(Exercise aim)
Copy the entries below exactly. Images do not belong in the copy.

(Stored items from a collection)
=== Section Start ===
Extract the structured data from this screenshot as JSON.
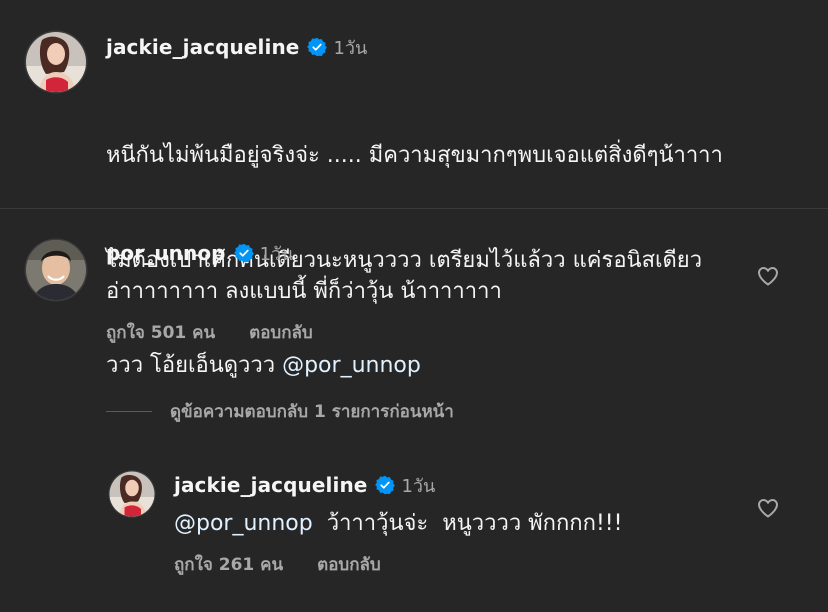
{
  "caption": {
    "username": "jackie_jacqueline",
    "time": "1วัน",
    "lines": [
      "หนีกันไม่พ้นมือยู่จริงจ่ะ ..... มีความสุขมากๆพบเจอแต่สิ่งดีๆน้าาาา",
      "ไม่ต้องเป่าเค้กคนเดียวนะหนูวววว เตรียมไว้แล้วว  แค่รอนิสเดียว",
      "ววว  โอ้ยเอ็นดูววว  "
    ],
    "mention": "@por_unnop"
  },
  "comments": [
    {
      "username": "por_unnop",
      "time": "1วัน",
      "text": "อ่าาาาาาาา ลงแบบนี้ พี่ก็ว่าวุ้น น้าาาาาาา",
      "likes": "ถูกใจ 501 คน",
      "reply_label": "ตอบกลับ"
    },
    {
      "username": "jackie_jacqueline",
      "time": "1วัน",
      "mention": "@por_unnop",
      "text": "  ว้าาาวุ้นจ่ะ  หนูวววว พักกกก!!!",
      "likes": "ถูกใจ 261 คน",
      "reply_label": "ตอบกลับ"
    }
  ],
  "view_replies": "ดูข้อความตอบกลับ 1 รายการก่อนหน้า",
  "icons": {
    "verified": "verified-badge-icon",
    "like": "heart-icon"
  },
  "colors": {
    "background": "#262626",
    "verified": "#0095f6",
    "secondary_text": "#a8a8a8"
  }
}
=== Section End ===
(Solution)
Extract the structured data from this screenshot as JSON.
{
  "caption": {
    "username": "jackie_jacqueline",
    "time": "1วัน",
    "lines": [
      "หนีกันไม่พ้นมือยู่จริงจ่ะ ..... มีความสุขมากๆพบเจอแต่สิ่งดีๆน้าาาา",
      "ไม่ต้องเป่าเค้กคนเดียวนะหนูวววว เตรียมไว้แล้วว  แค่รอนิสเดียว",
      "ววว  โอ้ยเอ็นดูววว  "
    ],
    "mention": "@por_unnop"
  },
  "comments": [
    {
      "username": "por_unnop",
      "time": "1วัน",
      "text": "อ่าาาาาาาา ลงแบบนี้ พี่ก็ว่าวุ้น น้าาาาาาา",
      "likes": "ถูกใจ 501 คน",
      "reply_label": "ตอบกลับ"
    },
    {
      "username": "jackie_jacqueline",
      "time": "1วัน",
      "mention": "@por_unnop",
      "text": "  ว้าาาวุ้นจ่ะ  หนูวววว พักกกก!!!",
      "likes": "ถูกใจ 261 คน",
      "reply_label": "ตอบกลับ"
    }
  ],
  "view_replies": "ดูข้อความตอบกลับ 1 รายการก่อนหน้า",
  "icons": {
    "verified": "verified-badge-icon",
    "like": "heart-icon"
  },
  "colors": {
    "background": "#262626",
    "verified": "#0095f6",
    "secondary_text": "#a8a8a8"
  }
}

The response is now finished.